A low-attendance, end of the day hearing on the Office of the Inspector General (OIG) was punctuated by a forceful, two word call to action and rebuke from IG Joe Ferguson on oversight of City Council: “Fix this.” By the end of Ferguson’s testimony at around 6:40 p.m., only a dozen aldermen were left.

Attendance: Joe Moreno (1), Pat Dowell (3), Michelle Harris (8), Raymond Lopez (15), David Moore (17), Ricardo Munoz (22), Jason Ervin (28), Chris Taliaferro (29), Scott Waguespack (32), Emma Mitts (37), Nicholas Sposato (38), Michele Smith (43), Joe Moore (49)

For close to a year, a carefully crafted ordinance to fold in the Office of the Legislative Inspector General, currently headed by Faisal Khan, into the OIG, has been on hold. Khan, who rubbed many aldermen the wrong way (Ald. Moreno said Khan had a “cowboy mentality” and a staff of “political operators”), sent letters to aldermen and the Mayor this summer pleading for an adequate amount of money to do his job. His task was to provide oversight of 50 aldermen and roughly 450 staff with a budget of about $350,000. He eventually turned to paying staff out of his own pocket.

He told Aldertrack in early August, “It’s impossible to do your job when you’re supposed to ask for money from the people you’re supposed to oversee.”

Ferguson alluded to the subject’s touchiness when Ald. Scott Waguespack asked whether he was up for taking on the oversight task. “This is a long standing loose wire, a raw, sore spot for many people in this body,” he explained. Ald. Pat O’Connor (40), Ald. Ameya Pawar (47), Ald. Michelle Harris (8), representatives of the Law Department, the Mayor’s Office and the OIG’s office worked on the ordinance introduced last October to give OIG the power to investigate and audit City Council.

“There were 37, 36 sponsors,” Ferguson said, “And I think it didn’t include you, Ald. Waguespack, it didn’t include members of the so-called Progressive Caucus, that generally are along for that sort of good government ride. And it sat.” Ald. Michele Smith (43) and Ald. Joe Moore (49) worked to tweak and re-introduce the ordinance at the start of the new term in 2015.

That’s yet to see a vote either.
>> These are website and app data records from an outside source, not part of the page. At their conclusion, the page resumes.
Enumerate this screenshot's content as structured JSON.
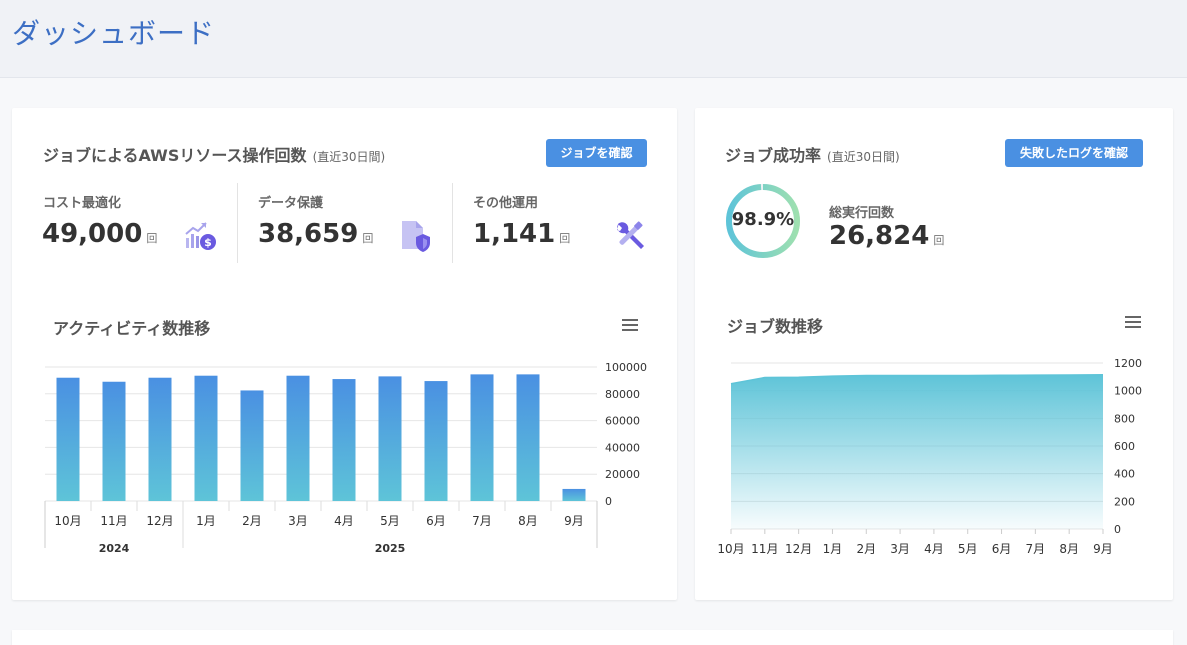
{
  "header": {
    "title": "ダッシュボード"
  },
  "aws_card": {
    "title": "ジョブによるAWSリソース操作回数",
    "subtitle": "(直近30日間)",
    "button": "ジョブを確認",
    "stats": [
      {
        "label": "コスト最適化",
        "value": "49,000",
        "unit": "回",
        "icon": "cost-chart-icon"
      },
      {
        "label": "データ保護",
        "value": "38,659",
        "unit": "回",
        "icon": "data-protection-icon"
      },
      {
        "label": "その他運用",
        "value": "1,141",
        "unit": "回",
        "icon": "tools-icon"
      }
    ],
    "chart_title": "アクティビティ数推移"
  },
  "success_card": {
    "title": "ジョブ成功率",
    "subtitle": "(直近30日間)",
    "button": "失敗したログを確認",
    "rate": "98.9%",
    "rate_fraction": 0.989,
    "total_label": "総実行回数",
    "total_value": "26,824",
    "unit": "回",
    "chart_title": "ジョブ数推移"
  },
  "colors": {
    "accent": "#4a90e2",
    "bar_top": "#4a90e2",
    "bar_bottom": "#5ec4d8",
    "ring": "#5ec4d8"
  },
  "chart_data": [
    {
      "type": "bar",
      "categories": [
        "10月",
        "11月",
        "12月",
        "1月",
        "2月",
        "3月",
        "4月",
        "5月",
        "6月",
        "7月",
        "8月",
        "9月"
      ],
      "groups": [
        {
          "label": "2024",
          "count": 3
        },
        {
          "label": "2025",
          "count": 9
        }
      ],
      "values": [
        92000,
        89000,
        92000,
        93500,
        82500,
        93500,
        91000,
        93000,
        89500,
        94500,
        94500,
        9000
      ],
      "ylim": [
        0,
        100000
      ],
      "yticks": [
        "0",
        "20000",
        "40000",
        "60000",
        "80000",
        "100000"
      ],
      "y_axis_position": "right",
      "grid": true
    },
    {
      "type": "area",
      "categories": [
        "10月",
        "11月",
        "12月",
        "1月",
        "2月",
        "3月",
        "4月",
        "5月",
        "6月",
        "7月",
        "8月",
        "9月"
      ],
      "values": [
        1050,
        1095,
        1097,
        1105,
        1110,
        1110,
        1110,
        1110,
        1111,
        1112,
        1113,
        1115
      ],
      "ylim": [
        0,
        1200
      ],
      "yticks": [
        "0",
        "200",
        "400",
        "600",
        "800",
        "1000",
        "1200"
      ],
      "y_axis_position": "right",
      "grid": true
    }
  ]
}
“I will say, as a resident of the City of Chicago, and as somebody who has tried to work for good government in the City of Chicago, it’s an embarrassment that it sits there. Let’s fix this…bring it up for a vote.” If not that ordinance, then give that same authority to Khan’s office, Ferguson says, which is expected to fold from lack of funding in November.
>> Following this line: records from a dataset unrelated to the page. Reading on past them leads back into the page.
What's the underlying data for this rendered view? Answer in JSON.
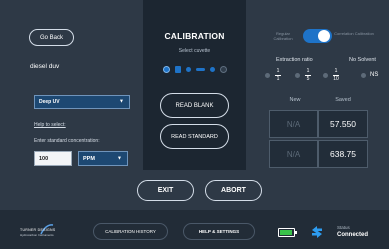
{
  "header": {
    "back_label": "Go Back",
    "title": "CALIBRATION",
    "select_cuvette_label": "Select cuvette",
    "regular_label": "Regular Calibration",
    "correlation_label": "Correlation Calibration"
  },
  "left": {
    "method_name": "diesel duv",
    "channel_select": "Deep UV",
    "help_link": "Help to select:",
    "conc_label": "Enter standard concentration:",
    "conc_value": "100",
    "unit_select": "PPM"
  },
  "center": {
    "read_blank": "READ BLANK",
    "read_standard": "READ STANDARD"
  },
  "right": {
    "extraction_label": "Extraction ratio",
    "no_solvent_label": "No Solvent",
    "ratios": [
      {
        "num": "1",
        "den": "1"
      },
      {
        "num": "1",
        "den": "5"
      },
      {
        "num": "1",
        "den": "10"
      }
    ],
    "ns_label": "NS",
    "new_header": "New",
    "saved_header": "Saved",
    "rows": [
      {
        "new": "N/A",
        "saved": "57.550"
      },
      {
        "new": "N/A",
        "saved": "638.75"
      }
    ]
  },
  "actions": {
    "exit": "EXIT",
    "abort": "ABORT"
  },
  "bottom": {
    "logo_line1": "TURNER DESIGNS",
    "logo_line2": "Hydrocarbon Instruments",
    "history": "CALIBRATION HISTORY",
    "help_settings": "HELP & SETTINGS",
    "status_label": "Status",
    "status_value": "Connected"
  },
  "colors": {
    "background": "#2e3946",
    "accent_blue": "#1e73c8",
    "battery_green": "#39c24a",
    "sync_blue": "#2d9cf0"
  },
  "icons": [
    "battery-icon",
    "sync-icon",
    "cuvette-selector"
  ]
}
Ald. Joe Moore mentioned reservations some aldermen might have about unfounded accusations against them being made public, potentially damaging during elections. Aside from the Inspector General’s office good track record and the significant legal repercussions of a leak, Ferguson says an investigation going public is ultimately unlikely to happen because “it’s my ass on the line. You can call me before this body and ask what happened.” He was similarly not concerned about needing more funding than the OLIG, given the employees and institutional knowledge the office already has. “We’d make good use of that money.”

Ferguson also talked about the evolution of his office, which he says has moved beyond just investigations, and toward a more multi-faceted approach that includes audits, compliance and program review. “There’s a cultural shift that still needs to occur” with middle management in city departments who sometimes take months to provide publicly available information. He singled out a 17-month-long “game of cat and mouse” with management at City Clerk Susana Mendoza’s office, who he says won’t hand over basic data on city stickers. He said his office is also working on investigations into overtime at CPD, and possibly the Chicago Fire Department.
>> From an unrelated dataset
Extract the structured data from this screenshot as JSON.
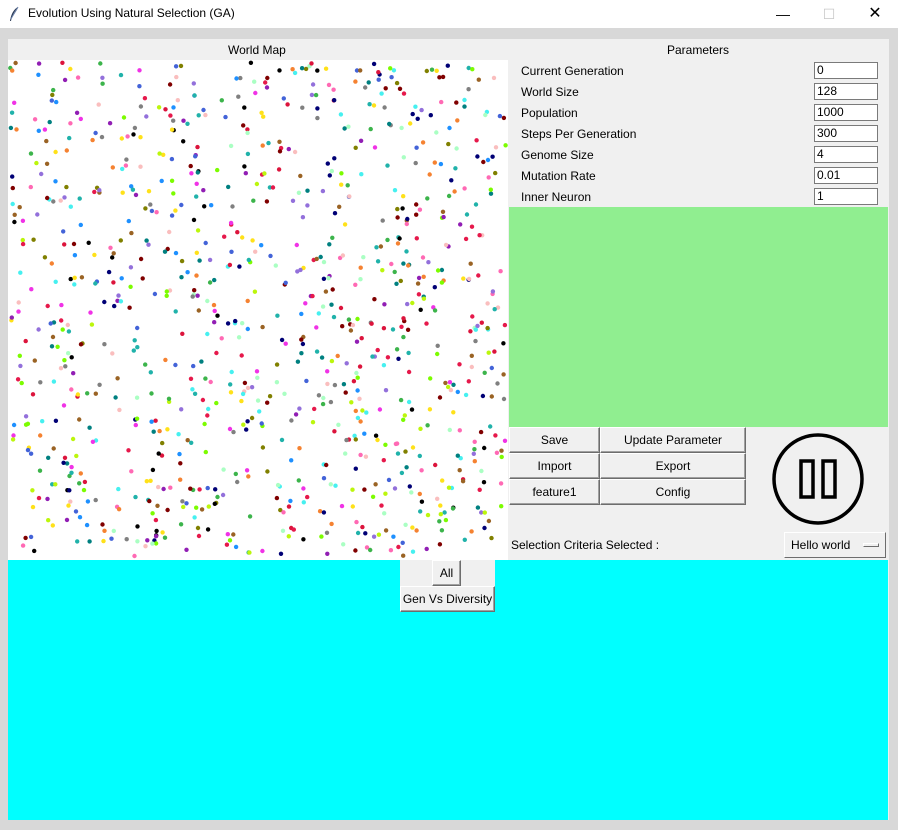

He also mentioned missed opportunities for City efficiencies, including a 2011 report his office issued saying the City is losing out on more than $100 million on unnecessary motor truck drivers. “As we approach the 2017 bargaining round, since the unions are the greatest beneficiaries of the increase in taxes…the workforce and their representatives in the unions need to be partners…to work with the administration and the City Council to take their hands off of work rules that result in this sort of waste.”